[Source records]
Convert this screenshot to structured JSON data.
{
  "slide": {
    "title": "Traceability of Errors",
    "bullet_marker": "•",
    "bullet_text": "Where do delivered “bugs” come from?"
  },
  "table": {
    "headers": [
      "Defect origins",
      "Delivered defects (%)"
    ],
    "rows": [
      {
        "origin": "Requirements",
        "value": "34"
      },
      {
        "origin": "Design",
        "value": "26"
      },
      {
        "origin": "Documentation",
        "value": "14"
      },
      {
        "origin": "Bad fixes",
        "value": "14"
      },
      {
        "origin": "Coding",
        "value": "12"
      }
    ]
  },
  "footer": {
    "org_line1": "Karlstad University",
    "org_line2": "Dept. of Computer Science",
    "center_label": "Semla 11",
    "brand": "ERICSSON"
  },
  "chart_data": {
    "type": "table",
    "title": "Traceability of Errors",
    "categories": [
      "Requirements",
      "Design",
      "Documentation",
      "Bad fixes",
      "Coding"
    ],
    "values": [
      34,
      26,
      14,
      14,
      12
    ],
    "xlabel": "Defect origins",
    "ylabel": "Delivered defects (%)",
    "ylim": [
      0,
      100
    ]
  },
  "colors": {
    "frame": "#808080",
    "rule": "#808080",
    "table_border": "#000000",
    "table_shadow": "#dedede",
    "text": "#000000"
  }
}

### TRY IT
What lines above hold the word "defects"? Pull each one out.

### ANSWER TO THIS PROBLEM
      "Delivered defects (%)"
    "ylabel": "Delivered defects (%)",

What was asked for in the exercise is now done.